As adults we might like to think that story time is over, But it isnt
The number of young adults living in the family home well into adulthood is growing.
The Liberal/National Party Coalition has been returned to government, as Australians chose continuity over change and cautious economic management over Labor’s ambitious reform agenda.
But there’s a form of stress on the rise that’s potentially affecting Australians much more regularly and seriously than getting butterflies before giving a speech. It’s a different type of stress to… well… stress about.
Our upbringings hugely influence the attitudes we have towards money. Did you observe your parents working hard to put food on the table?

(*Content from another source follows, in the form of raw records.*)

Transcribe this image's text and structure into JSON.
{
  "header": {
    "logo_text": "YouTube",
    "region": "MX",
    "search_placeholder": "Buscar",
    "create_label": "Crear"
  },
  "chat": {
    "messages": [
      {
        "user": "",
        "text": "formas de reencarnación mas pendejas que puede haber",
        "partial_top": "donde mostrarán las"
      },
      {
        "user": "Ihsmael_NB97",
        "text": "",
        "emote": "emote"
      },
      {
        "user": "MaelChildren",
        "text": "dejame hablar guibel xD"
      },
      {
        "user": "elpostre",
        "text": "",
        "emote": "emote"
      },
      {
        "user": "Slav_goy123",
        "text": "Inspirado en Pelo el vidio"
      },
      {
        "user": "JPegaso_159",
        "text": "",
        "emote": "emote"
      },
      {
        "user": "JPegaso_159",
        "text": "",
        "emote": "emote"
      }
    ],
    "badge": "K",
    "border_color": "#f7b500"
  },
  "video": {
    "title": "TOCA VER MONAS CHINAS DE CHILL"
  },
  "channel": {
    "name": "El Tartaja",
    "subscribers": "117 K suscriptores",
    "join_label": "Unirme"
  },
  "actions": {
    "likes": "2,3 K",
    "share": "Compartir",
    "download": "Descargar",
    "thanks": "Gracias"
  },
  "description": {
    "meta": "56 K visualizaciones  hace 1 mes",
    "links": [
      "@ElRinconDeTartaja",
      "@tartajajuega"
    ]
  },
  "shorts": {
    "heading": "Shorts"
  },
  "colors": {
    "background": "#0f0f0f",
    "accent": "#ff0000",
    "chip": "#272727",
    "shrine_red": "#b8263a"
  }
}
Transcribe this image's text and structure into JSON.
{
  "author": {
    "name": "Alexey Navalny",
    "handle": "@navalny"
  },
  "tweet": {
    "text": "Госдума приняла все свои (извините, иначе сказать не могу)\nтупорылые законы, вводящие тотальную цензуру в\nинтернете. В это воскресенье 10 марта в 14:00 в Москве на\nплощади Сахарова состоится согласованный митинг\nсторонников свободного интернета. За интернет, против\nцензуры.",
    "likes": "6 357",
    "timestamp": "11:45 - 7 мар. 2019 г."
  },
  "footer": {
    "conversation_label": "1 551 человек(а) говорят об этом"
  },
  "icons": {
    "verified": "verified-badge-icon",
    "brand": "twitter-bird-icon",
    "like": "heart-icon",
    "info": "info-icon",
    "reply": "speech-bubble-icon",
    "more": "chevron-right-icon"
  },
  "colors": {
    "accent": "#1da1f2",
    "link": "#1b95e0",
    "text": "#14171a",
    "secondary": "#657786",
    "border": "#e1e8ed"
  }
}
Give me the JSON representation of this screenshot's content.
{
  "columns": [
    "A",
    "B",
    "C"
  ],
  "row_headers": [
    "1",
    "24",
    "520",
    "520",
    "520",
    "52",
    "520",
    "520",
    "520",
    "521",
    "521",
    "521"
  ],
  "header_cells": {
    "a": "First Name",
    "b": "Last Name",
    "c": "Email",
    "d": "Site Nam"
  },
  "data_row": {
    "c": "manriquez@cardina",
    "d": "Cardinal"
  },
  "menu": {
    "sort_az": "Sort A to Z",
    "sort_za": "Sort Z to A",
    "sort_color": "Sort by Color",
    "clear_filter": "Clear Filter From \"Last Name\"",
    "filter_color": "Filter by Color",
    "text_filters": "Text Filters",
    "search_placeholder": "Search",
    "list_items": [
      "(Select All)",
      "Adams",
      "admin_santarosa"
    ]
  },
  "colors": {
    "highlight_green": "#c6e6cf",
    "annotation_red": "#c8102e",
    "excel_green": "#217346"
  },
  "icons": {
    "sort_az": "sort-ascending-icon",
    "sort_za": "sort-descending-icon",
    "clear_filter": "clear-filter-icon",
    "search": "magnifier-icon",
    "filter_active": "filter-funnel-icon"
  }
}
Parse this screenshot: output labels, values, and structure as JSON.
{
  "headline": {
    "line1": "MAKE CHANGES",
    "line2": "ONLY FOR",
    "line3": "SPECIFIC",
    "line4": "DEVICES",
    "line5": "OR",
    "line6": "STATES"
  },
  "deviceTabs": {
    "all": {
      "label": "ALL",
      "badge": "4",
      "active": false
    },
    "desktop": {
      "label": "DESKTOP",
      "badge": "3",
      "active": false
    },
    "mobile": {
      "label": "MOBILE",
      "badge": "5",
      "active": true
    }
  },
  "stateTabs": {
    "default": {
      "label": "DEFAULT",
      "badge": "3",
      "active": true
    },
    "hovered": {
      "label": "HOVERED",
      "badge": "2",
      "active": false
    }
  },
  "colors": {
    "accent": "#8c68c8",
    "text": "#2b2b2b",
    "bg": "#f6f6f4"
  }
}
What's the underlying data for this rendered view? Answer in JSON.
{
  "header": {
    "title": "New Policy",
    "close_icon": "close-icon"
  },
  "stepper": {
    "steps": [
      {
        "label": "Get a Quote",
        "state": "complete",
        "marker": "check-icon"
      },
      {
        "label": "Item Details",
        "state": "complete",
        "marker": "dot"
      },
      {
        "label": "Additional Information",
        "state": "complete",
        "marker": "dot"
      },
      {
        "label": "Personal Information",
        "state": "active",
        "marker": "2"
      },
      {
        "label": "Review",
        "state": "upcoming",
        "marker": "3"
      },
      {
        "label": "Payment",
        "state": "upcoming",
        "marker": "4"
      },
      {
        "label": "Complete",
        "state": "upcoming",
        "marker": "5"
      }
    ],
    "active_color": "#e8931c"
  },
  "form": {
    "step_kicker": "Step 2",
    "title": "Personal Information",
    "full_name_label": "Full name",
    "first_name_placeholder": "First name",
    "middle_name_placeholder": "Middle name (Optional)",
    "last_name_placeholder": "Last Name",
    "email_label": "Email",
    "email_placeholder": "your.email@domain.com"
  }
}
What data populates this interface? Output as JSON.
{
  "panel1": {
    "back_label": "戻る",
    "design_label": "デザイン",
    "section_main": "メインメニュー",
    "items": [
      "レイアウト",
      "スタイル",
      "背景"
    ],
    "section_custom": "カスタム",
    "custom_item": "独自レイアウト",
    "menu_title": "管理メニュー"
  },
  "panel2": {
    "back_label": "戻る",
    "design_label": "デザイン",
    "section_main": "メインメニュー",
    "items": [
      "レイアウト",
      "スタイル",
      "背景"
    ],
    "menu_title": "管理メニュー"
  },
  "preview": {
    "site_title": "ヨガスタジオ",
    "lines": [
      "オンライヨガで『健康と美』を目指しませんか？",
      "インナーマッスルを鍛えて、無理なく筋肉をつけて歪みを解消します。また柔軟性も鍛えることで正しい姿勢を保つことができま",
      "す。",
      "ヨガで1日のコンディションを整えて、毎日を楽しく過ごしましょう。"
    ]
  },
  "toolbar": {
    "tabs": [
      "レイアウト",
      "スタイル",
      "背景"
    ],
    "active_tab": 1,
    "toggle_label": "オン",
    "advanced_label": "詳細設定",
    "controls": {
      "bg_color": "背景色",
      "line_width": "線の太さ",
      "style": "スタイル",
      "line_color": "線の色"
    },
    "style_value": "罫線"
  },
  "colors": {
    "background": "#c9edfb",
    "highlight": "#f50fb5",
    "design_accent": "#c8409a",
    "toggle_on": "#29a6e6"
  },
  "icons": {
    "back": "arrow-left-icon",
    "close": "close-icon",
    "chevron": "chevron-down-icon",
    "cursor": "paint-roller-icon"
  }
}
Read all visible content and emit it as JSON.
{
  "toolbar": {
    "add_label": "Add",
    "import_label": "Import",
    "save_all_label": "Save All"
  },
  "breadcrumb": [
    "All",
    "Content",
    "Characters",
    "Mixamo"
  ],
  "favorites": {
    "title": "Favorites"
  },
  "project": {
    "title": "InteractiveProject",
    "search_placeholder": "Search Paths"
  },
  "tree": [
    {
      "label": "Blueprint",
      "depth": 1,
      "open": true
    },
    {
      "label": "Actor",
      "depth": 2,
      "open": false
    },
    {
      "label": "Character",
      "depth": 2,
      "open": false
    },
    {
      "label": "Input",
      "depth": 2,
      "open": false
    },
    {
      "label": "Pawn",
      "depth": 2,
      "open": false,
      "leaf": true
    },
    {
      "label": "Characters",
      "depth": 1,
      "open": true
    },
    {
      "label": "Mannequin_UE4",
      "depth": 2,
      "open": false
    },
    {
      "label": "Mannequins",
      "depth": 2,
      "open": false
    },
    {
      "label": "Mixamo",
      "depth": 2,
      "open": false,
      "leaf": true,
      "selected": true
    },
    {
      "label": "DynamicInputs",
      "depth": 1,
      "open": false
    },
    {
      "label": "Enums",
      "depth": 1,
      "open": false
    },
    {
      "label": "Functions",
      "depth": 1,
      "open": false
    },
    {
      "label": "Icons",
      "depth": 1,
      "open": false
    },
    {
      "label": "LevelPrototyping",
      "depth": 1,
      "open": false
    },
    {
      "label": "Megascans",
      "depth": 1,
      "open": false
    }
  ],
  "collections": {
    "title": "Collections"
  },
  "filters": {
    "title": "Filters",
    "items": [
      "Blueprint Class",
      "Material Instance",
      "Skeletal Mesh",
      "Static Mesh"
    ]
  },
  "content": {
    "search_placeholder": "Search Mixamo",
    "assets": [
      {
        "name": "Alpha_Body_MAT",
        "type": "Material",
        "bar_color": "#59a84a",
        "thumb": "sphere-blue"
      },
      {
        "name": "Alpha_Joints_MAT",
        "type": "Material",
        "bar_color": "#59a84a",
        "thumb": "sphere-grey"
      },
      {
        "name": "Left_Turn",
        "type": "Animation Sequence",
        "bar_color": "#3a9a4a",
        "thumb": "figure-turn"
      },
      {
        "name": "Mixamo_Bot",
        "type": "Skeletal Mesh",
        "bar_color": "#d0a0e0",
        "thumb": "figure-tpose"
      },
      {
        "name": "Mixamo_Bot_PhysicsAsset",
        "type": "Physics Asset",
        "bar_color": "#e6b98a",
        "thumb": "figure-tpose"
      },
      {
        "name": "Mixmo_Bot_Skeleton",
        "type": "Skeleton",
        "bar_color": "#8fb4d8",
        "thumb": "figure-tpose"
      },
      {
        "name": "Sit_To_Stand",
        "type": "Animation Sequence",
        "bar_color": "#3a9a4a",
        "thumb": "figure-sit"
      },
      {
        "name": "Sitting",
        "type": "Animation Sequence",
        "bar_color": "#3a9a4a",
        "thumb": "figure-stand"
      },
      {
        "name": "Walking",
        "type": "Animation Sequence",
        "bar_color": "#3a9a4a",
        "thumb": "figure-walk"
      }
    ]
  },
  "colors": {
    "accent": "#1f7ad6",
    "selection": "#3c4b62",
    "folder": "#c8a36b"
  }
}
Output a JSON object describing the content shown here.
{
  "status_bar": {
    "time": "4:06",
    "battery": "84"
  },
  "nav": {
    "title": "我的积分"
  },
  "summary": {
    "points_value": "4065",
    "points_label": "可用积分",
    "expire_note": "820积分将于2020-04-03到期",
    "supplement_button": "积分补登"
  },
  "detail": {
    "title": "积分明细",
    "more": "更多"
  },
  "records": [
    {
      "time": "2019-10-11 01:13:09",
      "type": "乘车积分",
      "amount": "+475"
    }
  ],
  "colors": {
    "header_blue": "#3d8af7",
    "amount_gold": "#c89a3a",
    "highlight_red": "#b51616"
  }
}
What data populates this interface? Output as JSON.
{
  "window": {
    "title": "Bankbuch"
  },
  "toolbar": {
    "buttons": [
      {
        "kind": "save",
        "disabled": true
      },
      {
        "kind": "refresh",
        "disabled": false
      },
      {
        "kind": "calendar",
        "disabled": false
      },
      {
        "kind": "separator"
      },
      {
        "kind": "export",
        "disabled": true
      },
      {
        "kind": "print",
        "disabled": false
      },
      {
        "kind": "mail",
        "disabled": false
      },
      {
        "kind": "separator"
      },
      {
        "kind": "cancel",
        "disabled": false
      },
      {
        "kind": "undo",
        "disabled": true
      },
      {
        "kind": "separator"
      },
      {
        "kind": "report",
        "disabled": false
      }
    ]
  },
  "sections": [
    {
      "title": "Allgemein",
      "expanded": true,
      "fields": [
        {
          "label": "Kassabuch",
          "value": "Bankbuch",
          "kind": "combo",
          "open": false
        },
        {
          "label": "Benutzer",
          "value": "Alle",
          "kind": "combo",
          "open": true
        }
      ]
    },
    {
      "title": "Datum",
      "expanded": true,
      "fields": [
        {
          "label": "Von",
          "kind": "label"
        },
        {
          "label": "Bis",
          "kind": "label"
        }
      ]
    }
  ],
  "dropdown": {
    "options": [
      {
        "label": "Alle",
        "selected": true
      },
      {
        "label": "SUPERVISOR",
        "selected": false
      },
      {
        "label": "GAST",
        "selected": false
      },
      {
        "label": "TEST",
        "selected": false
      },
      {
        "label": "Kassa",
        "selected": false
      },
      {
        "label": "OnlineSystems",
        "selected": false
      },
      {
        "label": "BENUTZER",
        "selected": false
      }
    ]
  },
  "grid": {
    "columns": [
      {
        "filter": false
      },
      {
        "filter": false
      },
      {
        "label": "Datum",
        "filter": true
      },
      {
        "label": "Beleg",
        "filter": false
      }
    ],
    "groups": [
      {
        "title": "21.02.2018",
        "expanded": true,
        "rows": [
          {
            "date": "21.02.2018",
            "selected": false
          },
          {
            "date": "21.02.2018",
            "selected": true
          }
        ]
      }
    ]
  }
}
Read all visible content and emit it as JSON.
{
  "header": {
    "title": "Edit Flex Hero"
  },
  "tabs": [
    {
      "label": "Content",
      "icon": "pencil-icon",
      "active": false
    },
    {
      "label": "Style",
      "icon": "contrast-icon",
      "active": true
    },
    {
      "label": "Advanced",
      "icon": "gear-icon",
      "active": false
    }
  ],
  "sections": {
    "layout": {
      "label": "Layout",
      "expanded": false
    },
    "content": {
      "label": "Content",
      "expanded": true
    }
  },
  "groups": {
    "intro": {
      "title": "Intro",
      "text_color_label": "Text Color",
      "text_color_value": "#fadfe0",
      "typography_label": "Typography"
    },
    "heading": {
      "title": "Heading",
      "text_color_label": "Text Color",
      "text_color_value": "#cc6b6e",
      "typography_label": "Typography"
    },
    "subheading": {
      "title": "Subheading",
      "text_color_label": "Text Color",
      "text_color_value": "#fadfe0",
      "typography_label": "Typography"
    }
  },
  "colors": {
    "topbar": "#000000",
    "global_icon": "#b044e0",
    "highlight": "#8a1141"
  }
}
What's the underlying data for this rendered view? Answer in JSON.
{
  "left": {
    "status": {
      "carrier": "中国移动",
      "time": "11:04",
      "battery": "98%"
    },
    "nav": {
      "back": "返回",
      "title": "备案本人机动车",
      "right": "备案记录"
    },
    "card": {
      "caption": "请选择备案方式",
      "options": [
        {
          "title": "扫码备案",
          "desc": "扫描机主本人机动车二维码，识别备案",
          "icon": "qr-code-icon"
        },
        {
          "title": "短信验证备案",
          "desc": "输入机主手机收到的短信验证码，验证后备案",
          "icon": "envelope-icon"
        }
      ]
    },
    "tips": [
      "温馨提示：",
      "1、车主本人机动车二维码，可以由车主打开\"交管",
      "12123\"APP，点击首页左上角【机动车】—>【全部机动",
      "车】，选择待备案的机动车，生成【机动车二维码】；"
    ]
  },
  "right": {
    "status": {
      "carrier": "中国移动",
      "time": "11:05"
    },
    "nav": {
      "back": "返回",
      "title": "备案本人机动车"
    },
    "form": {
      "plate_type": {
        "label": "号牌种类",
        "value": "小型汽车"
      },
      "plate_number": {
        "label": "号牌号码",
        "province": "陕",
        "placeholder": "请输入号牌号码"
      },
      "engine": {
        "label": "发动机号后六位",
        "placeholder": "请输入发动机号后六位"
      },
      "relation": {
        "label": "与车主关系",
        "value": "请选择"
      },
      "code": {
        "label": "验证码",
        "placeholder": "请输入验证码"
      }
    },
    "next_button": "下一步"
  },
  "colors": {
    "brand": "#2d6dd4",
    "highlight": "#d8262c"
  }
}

Was money a cause of conflict in your household? Was it spent freely, or were budgets obeyed?
How can we make sure procrastination is not getting in the way of us achieving our goals? Understanding the mental mechanisms at play is a good place to start.
The truth is, those that achieve financial success don’t usually do so by encountering a sudden windfall. Rather, they have in place a set of small habits that allow them to work towards their dreams.
You may have little control over being caught up in a round of redundancies or experiencing the fallout of an international trade war. But you can choose to manage your finances in a way that lets you keep your head above water come what may.
Most of us dream of the day we can stop working and start ticking off our bucket list and superannuation is likely to be a major source of your retirement income.
Investing on your own? Investing success might come down to how well you adhere to these three core philosophies.
Treasurer Josh Frydenberg has delivered a ‘back in the black’ Budget aimed squarely at voters, stressing the Morrison Government’s commitment to financial discipline and low taxes.